But the Gallup research also shows that how we spend our money – whether on experiences or things, on friends and loved ones or just ourselves – can have an impact on our overall well being. So Betsy’s immediate two questions might be: are her children able to demonstrate some financial discipline when they have a long-term goal? And, do they spend their money recognizing that experiences are more important than things?
Finally, the Gallup organization has found a significant correlation in an individual’s self-reported well being and their involvement in their community. Volunteering is a significant contributor to our happiness and can inoculate us from stress and other negative emotions. A sense of community counteracts the feelings of isolation and loneliness that are still possible even in today’s technology-connected world.
Betsy can encourage success in this area by helping her children develop a personal mission or purpose with respect to community needs and activities. What might be their focused area of involvement? Habitat for humanity? The animal shelter? The opportunities are endless. But even if they start small, she should encourage them to start now.
Hope and Optimism
Though these are the five components of well being according to Gallup, an important additional determinant of a child’s future success is also hope and optimism. A person can only succeed at what they try. As the famous quote goes, “Whether you think you can, or you think you can’t, you are correct.”
Betsy, and the village around her, needs to encourage in her kids a sense of forward-looking hopefulness. She may do this with what she says or doesn’t say, with what she does or doesn’t do – but if she keeps this important goal in mind she will find numerous opportunities throughout the teen years to encourage optimism and hope in her kids.
Betsy was wise to remain calm waiting for the phone call. To her pleasant surprise the principal was calling to get her permission to invite her son on a school academic review committee. It was an honor for her son to be nominated – not a punishment.
For all of us, the answer to the question “when are we done parenting?” requires that we have a goal in mind. Well being is at least one way of answering and describing what we want our children to achieve in the long run. It is one way of describing the goal.
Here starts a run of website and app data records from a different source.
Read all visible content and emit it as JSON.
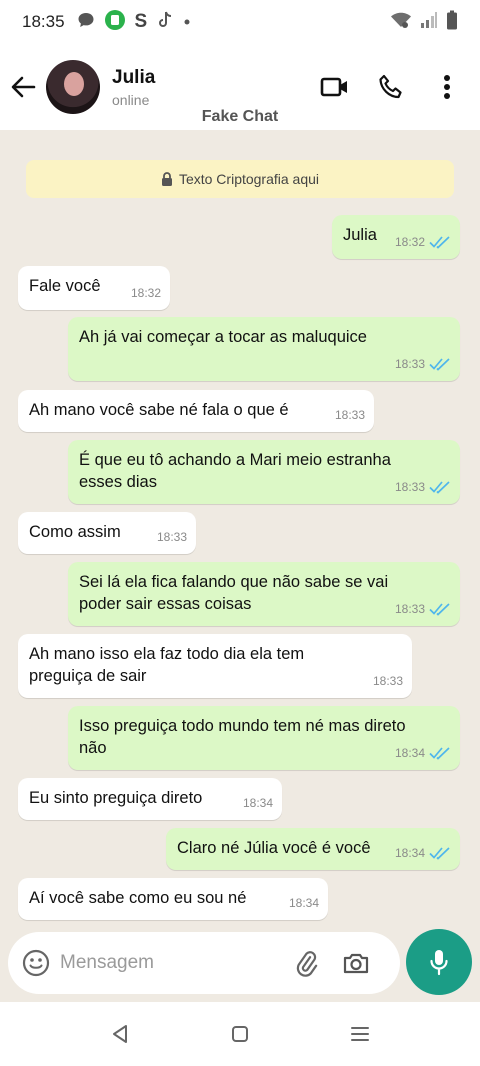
{
  "status_bar": {
    "time": "18:35",
    "icons": [
      "message-icon",
      "app-icon",
      "s-icon",
      "tiktok-icon",
      "dot-icon",
      "wifi-icon",
      "signal-icon",
      "battery-icon"
    ]
  },
  "header": {
    "contact_name": "Julia",
    "contact_status": "online",
    "subtitle": "Fake Chat"
  },
  "notice": {
    "text": "Texto Criptografia aqui"
  },
  "messages": [
    {
      "dir": "out",
      "text": "Julia",
      "time": "18:32",
      "read": true
    },
    {
      "dir": "in",
      "text": "Fale você",
      "time": "18:32"
    },
    {
      "dir": "out",
      "text": "Ah já vai começar a tocar as maluquice",
      "time": "18:33",
      "read": true
    },
    {
      "dir": "in",
      "text": "Ah mano você sabe né fala o que é",
      "time": "18:33"
    },
    {
      "dir": "out",
      "line1": "É que eu tô achando a Mari meio estranha",
      "line2": "esses dias",
      "time": "18:33",
      "read": true
    },
    {
      "dir": "in",
      "text": "Como assim",
      "time": "18:33"
    },
    {
      "dir": "out",
      "line1": "Sei lá ela fica falando que não sabe se vai",
      "line2": "poder sair essas coisas",
      "time": "18:33",
      "read": true
    },
    {
      "dir": "in",
      "line1": "Ah mano isso ela faz todo dia ela tem",
      "line2": "preguiça de sair",
      "time": "18:33"
    },
    {
      "dir": "out",
      "line1": "Isso preguiça todo mundo tem né mas direto",
      "line2": "não",
      "time": "18:34",
      "read": true
    },
    {
      "dir": "in",
      "text": "Eu sinto preguiça direto",
      "time": "18:34"
    },
    {
      "dir": "out",
      "text": "Claro né Júlia você é você",
      "time": "18:34",
      "read": true
    },
    {
      "dir": "in",
      "text": "Aí você sabe como eu sou né",
      "time": "18:34"
    }
  ],
  "composer": {
    "placeholder": "Mensagem"
  },
  "colors": {
    "outgoing_bubble": "#dcf8c6",
    "incoming_bubble": "#ffffff",
    "accent": "#1b9d86",
    "read_ticks": "#4fb6ec",
    "notice_bg": "#fbf3c4"
  }
}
As we begin to think about when our jobs as parents might be winding down, we can use the five categories of the Gallup organization’s well being index, plus the additional goal of encouraging hope and optimism, as a way to assess whether our child is taking care of not just their present needs and wants, but also their future selves. Though all of us know our roles as parents will never really be over, it is completely acceptable to say the job can evolve. The kind of parent most of us probably want to be is someone who celebrates from the sidelines, not be in charge of the entire game.